This month we are focussing on labels and their impact on our mental health. Some labels are obvious; jock, butch, millennial, crazy, lawyer, cat lady, whatever. Other labels however are far more subtle. These are the words we use to describe ourselves and our capabilities.

A tale of 2 labels

I was a teacher’s aid in grade 11, tutoring 2 students in math. This is ironic because I dislike math immensely. The first student was a girl who had simply fallen behind in her understanding. The second was a boy who was behind because he frequently missed class.

The ironic thing is that both students needed more help managing their labels than they did with math.

The girl had struggled with learning some of the principles, and had been called ‘stupid’ by someone. She internalized this label. My goal was to show her that the label was wrong. After a few months, she started to believe me, and ended up with a B in math.

The boy on the other hand had a darker label- ‘bad’. He came from a difficult home and economic situation. Struggling without support, he acted out. He didn’t need tutoring in math. He was faster at getting to the answer than I was. One day I asked him what he wanted to be when he grew up. He stopped and thought for a minute, ‘an engineer’ he said, and added ‘you’re the first person to ever ask me.’

Given and implied labels

Words are thrown around in our culture so lightly. Words like lazy or bad or stupid. Even if they aren’t directly stated, they are implied by not meeting a standard. If you don’t look like some girl on Instagram, you are fat. If you don’t wake up at 5 am, you are unmotivated. If you don’t understand the complexity of political structures, you are stupid. If you fail to save your money or if you eat a cookie, you have no will power.
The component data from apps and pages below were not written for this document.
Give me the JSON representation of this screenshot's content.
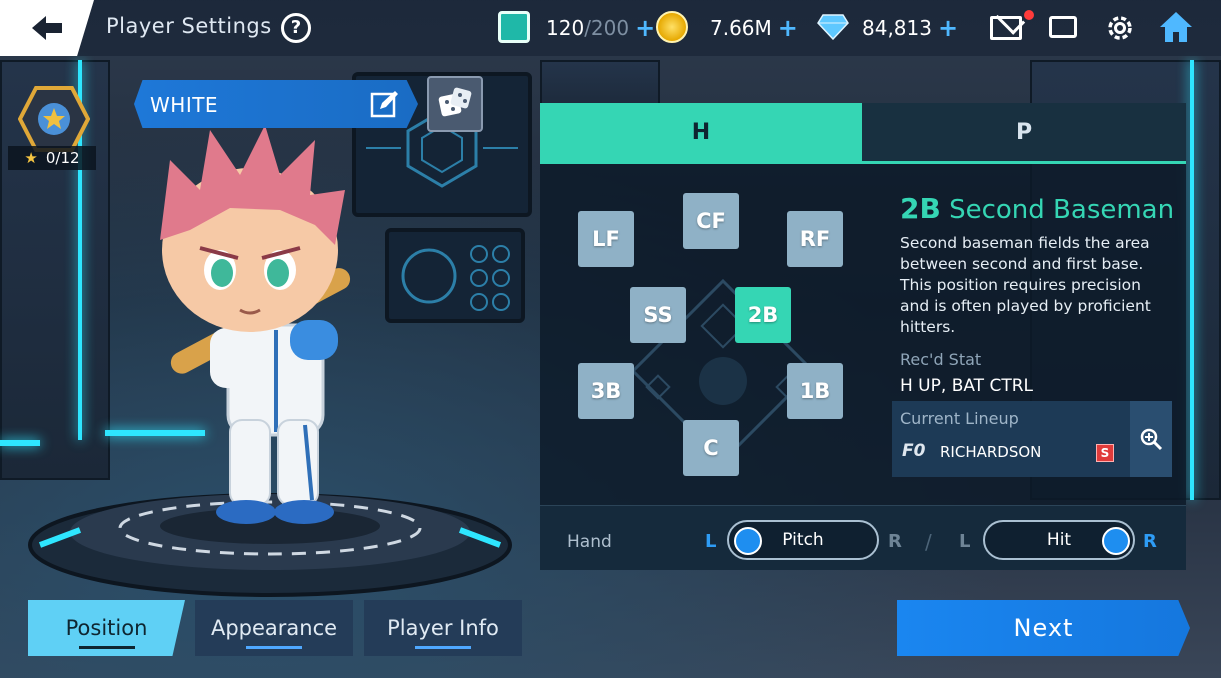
{
  "header": {
    "title": "Player Settings",
    "stamina_current": "120",
    "stamina_max": "/200",
    "gold": "7.66M",
    "gems": "84,813"
  },
  "player": {
    "name": "WHITE",
    "stars": "0/12"
  },
  "tabs": {
    "hitter": "H",
    "pitcher": "P"
  },
  "positions": [
    "LF",
    "CF",
    "RF",
    "SS",
    "2B",
    "3B",
    "1B",
    "C"
  ],
  "selected_position": {
    "code": "2B",
    "name": "Second Baseman",
    "description": "Second baseman fields the area between second and first base. This position requires precision and is often played by proficient hitters.",
    "recd_stat_label": "Rec'd Stat",
    "recd_stat_value": "H UP, BAT CTRL",
    "lineup_label": "Current Lineup",
    "lineup_player": "RICHARDSON",
    "lineup_badge": "F0",
    "lineup_grade": "S"
  },
  "hand": {
    "label": "Hand",
    "pitch_label": "Pitch",
    "pitch_value": "L",
    "hit_label": "Hit",
    "hit_value": "R",
    "left": "L",
    "right": "R",
    "separator": "/"
  },
  "bottom_tabs": {
    "position": "Position",
    "appearance": "Appearance",
    "player_info": "Player Info",
    "active": "Position"
  },
  "next_label": "Next",
  "colors": {
    "accent_teal": "#35d6b4",
    "accent_blue": "#1e8ef0",
    "notification": "#ff3b3b"
  }
}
And so by these backward processes we all become lazy, worthless, unmotivated, stupid people.

The problem is, we as a culture make everything a personal failing. We attribute every action to the character of the actor. ‘You skip school because you’re a bad kid.’ ‘You have sex with multiple partners because you’re a slut.’ ‘You failed a grade because you are stupid.’
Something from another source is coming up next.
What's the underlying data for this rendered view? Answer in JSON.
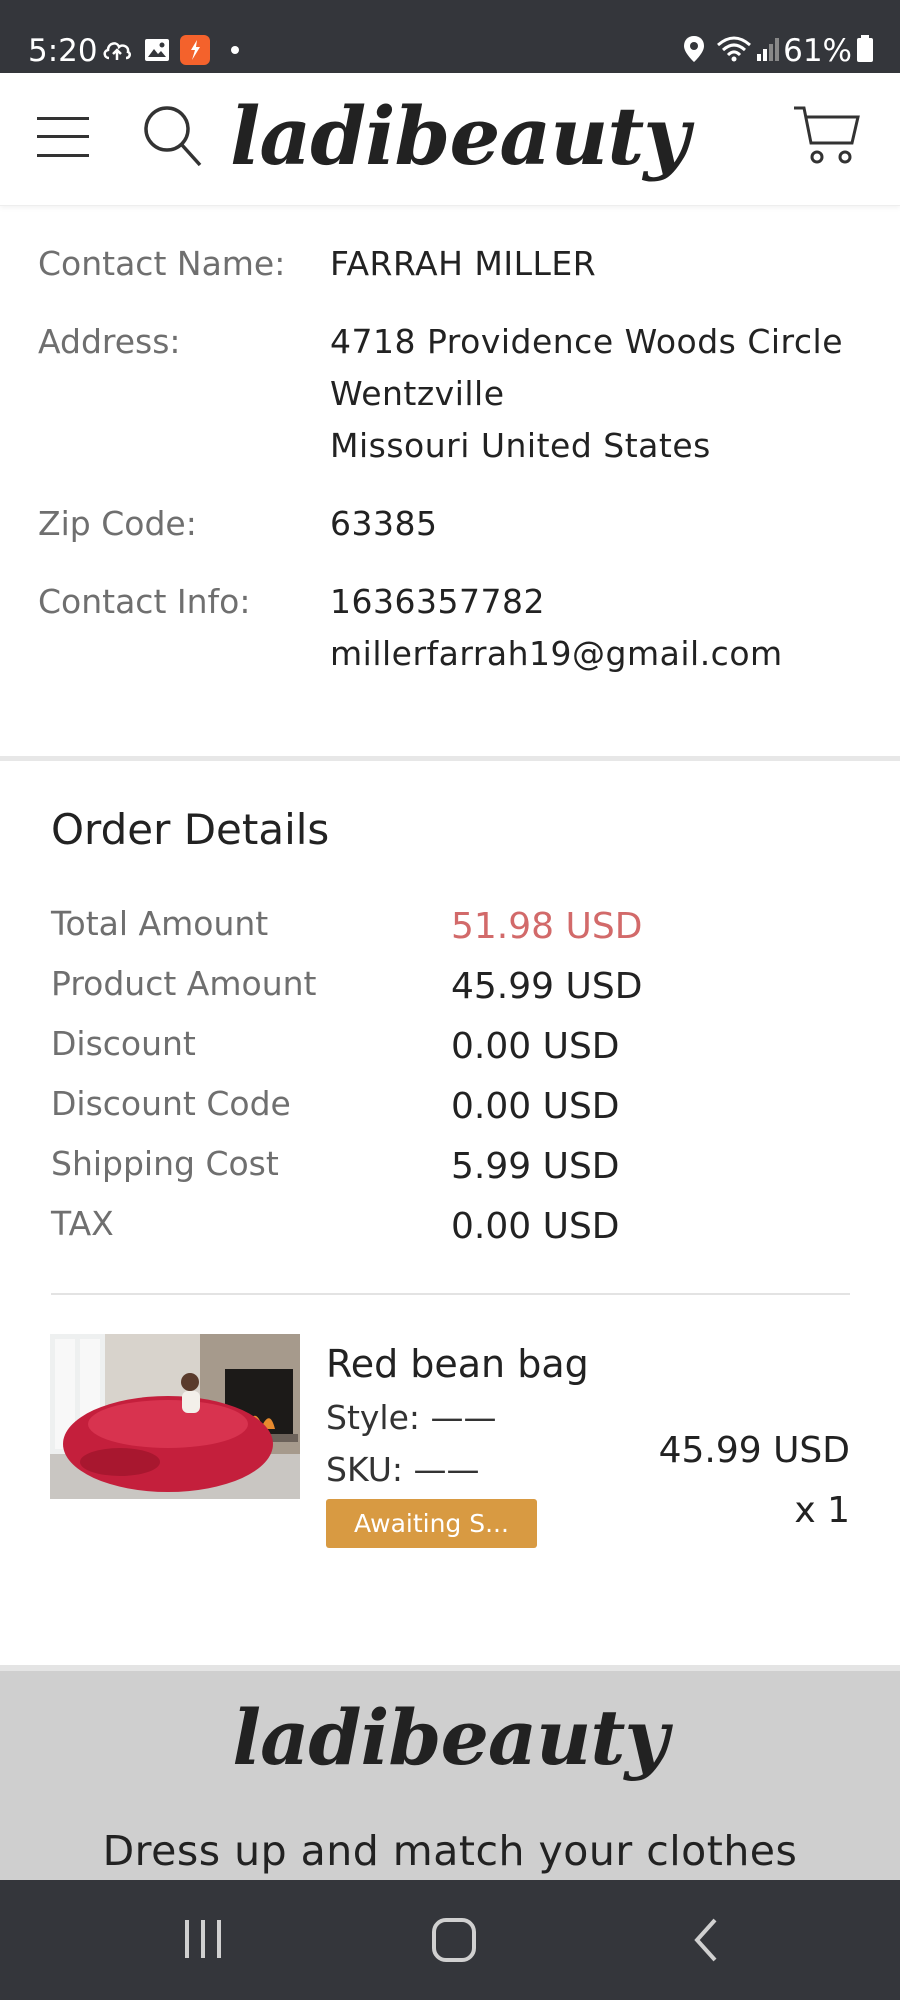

It is so neat, so convenient. Its also wrong. My friend who skipped school did so because her dad was an alcoholic and she didn’t know how to cope. My friend who had multiple sexual partners had been abused. My friend who was failing biology lived in a home that frequently didn’t have any food. But this reality is far less neat.

Let go of labels

Labelling people allows us to take the easy way out. If we approach every human being as inherently good and worthwhile, we must fight to understand why their thoughts and behaviours are otherwise. We must spend time learning where they are warped or broken or distorted.

We must also apply this to ourselves. Believing we aren’t achieving our goals because we are lazy is simplistic. Believing we can’t find love because we are unlovable is wrong. We fall on these solutions because they are easy to arrive at. The reality is far more complex. The reality is a myriad of beliefs, and traumas, and negative thoughts, and learned behaviours.

Letting go of the label means allowing for change

While it may be much more complex and challenging to untangle the real reason we behave and think as we do, there is liberation in throwing off the label. If we are failing because we are stupid, that cannot change that fact. It is an immutable characteristic. But if we are failing because our mom was diagnosed with cancer, or we were told by our emotionally abusive step father that we are stupid, or we actually don’t even want to be an accountant- all of these are problems we can solve.

So be careful what you tell yourself you are. Because you might just convince yourself its true.

Leave a Reply

Your email address will not be published.